I was quite concerned, given the very changeable but fundamentally damp weather we were having, that my RA would play up and make holding the spindle and yarn and fibre (in hands, knees, mouth and any other available appendage!) Thankfully it didn’t, and neither did my friend’s – she’s the one I’ve mentioned before who also has RA but who I actually met on at a quilting group. However, Alison says we need to practice ten minutes a day if we’re ever going to master this (or words to that effect) and my hands are playing up a bit today, so it’ll be interesting to see if it makes things worse or doesn’t make any difference. One good thing is that the spindle itself (this particular one that Alison provided anyway) is very light, and one of the things we spun was silk, which is of course incredibly light, but even a handful or so of wool isn’t exactly back breaking, so I think it might be fine.
I’m sure if things were REALLY swollen it would be completely hopeless but luckily I tend not to get really swollen; just a bit on the achy side now and then … or in fact now! Off to see what effect spinning has … I hope none!
Yup, twenty minutes of spinning, one dropped spindle and two broken threads (over twisting!) later, I can safely say it’s not hurting! In fact I feel slightly better for it!
The National Rheumatoid Arthritis Society (NRAS) in the UK has a section on ‘Health Unlocked’ which is a networking site for patients and care givers for all sorts of conditions. The NRAS site on Health Unlocked is here. Some parts of the NRAS site can only be viewed by NRAS members (or which I’m proud to be one) but others are open to anyone who joins Health unlocked (which is free). The thing that most impresses me (even if they won’t link to my blog (or anyone else’s) presumably for fear of being thought to condone the terrible things we say ) is they have a ‘community blog’ where anyone who’s a member of NRAS Health Unlocked can just throw up a post – no mess, no fuss, no need for a wordpress or blogger account, and no need to worry about regular posting, statistics etc. You just post your thoughts, frustrations, feelings, requests for advice etc. and lots of like-minded people read them and post replies. It doesn’t matter if you only post once, and if you want you can post every day (or several times a day) then you’re very welcome to do that.

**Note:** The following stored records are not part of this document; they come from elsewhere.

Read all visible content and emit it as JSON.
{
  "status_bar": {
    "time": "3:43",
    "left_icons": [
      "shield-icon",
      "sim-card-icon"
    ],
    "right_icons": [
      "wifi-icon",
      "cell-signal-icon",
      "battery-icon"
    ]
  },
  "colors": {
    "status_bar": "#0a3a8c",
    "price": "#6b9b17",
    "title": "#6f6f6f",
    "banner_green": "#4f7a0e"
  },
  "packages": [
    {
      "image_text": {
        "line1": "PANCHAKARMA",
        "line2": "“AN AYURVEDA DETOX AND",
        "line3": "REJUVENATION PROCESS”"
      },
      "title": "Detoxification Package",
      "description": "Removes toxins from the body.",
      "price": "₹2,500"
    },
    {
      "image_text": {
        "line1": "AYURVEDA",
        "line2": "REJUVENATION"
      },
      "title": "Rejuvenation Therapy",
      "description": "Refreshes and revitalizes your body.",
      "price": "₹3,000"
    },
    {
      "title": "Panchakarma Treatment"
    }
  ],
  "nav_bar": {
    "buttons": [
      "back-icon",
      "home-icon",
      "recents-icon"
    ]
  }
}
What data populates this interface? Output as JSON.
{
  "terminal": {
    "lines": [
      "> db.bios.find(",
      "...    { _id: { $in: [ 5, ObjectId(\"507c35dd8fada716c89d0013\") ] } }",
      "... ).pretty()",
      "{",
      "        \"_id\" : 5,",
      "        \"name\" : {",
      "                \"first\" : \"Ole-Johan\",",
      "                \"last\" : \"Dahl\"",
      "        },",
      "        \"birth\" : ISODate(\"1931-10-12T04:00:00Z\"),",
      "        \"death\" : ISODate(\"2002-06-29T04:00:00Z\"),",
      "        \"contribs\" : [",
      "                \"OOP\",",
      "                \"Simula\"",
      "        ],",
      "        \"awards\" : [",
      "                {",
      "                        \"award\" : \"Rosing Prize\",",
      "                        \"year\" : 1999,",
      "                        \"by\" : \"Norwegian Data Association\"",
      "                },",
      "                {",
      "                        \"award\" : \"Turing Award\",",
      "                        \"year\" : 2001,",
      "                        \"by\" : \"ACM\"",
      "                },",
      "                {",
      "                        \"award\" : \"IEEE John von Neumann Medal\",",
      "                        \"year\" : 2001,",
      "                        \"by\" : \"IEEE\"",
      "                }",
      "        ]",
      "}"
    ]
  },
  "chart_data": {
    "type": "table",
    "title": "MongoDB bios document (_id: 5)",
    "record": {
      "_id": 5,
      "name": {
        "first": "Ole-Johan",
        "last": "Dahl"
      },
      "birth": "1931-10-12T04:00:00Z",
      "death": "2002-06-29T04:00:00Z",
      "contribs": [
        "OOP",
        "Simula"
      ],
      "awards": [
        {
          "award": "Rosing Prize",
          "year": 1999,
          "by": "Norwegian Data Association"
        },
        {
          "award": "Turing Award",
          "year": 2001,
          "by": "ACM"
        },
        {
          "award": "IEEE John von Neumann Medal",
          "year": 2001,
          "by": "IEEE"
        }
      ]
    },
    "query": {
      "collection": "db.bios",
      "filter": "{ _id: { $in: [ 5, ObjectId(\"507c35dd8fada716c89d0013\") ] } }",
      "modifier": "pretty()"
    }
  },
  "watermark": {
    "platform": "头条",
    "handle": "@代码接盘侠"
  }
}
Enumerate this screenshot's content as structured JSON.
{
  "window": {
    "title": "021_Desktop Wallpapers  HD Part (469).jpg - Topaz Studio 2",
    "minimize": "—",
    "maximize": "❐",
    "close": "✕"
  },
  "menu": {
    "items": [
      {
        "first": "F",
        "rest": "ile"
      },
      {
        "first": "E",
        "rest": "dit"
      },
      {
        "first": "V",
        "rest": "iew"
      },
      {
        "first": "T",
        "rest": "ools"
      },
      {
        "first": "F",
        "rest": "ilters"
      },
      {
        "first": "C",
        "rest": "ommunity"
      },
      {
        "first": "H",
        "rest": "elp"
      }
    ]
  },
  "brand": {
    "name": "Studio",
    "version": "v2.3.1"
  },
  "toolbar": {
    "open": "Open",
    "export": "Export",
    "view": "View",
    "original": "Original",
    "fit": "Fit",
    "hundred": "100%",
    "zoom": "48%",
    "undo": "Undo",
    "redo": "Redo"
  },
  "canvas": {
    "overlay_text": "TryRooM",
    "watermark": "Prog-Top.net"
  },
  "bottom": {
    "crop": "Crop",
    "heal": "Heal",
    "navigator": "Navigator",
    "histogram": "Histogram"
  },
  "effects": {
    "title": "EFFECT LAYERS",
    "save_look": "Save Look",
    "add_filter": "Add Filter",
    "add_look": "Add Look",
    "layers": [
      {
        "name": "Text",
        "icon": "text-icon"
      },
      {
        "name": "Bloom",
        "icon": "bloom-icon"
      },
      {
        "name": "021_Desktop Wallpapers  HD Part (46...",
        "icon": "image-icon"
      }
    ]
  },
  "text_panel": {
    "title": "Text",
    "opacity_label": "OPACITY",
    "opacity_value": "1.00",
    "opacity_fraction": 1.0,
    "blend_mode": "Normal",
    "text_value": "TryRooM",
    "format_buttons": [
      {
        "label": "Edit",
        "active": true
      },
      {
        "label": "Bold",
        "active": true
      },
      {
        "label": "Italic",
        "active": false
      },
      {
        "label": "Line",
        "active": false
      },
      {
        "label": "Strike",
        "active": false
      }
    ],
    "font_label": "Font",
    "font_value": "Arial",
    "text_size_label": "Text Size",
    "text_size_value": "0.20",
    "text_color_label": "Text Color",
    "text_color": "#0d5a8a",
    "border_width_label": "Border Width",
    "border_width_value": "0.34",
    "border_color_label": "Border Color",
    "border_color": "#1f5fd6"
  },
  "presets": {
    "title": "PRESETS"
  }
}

Of course it is, and it has to be, ‘policed’ by NRAS – so I suppose one isn’t quite as free as if you have your own blog. I probably wouldn’t, for instance, post factitious comments about my doctors and nurses on there! But it works – it really works… there’s lots of interesting content and discussions on there, and it’s also an opportunity for people who really don’t feel well enough to maintain a blog of their own (or who just don’t want to) to still get their thoughts heard.
I have to confess that my initial thought was, ‘Community blog? I don’t need that. I’ve got a blog.’ I was wrong – I’m hooked! :-)
Once again, well done NRAS.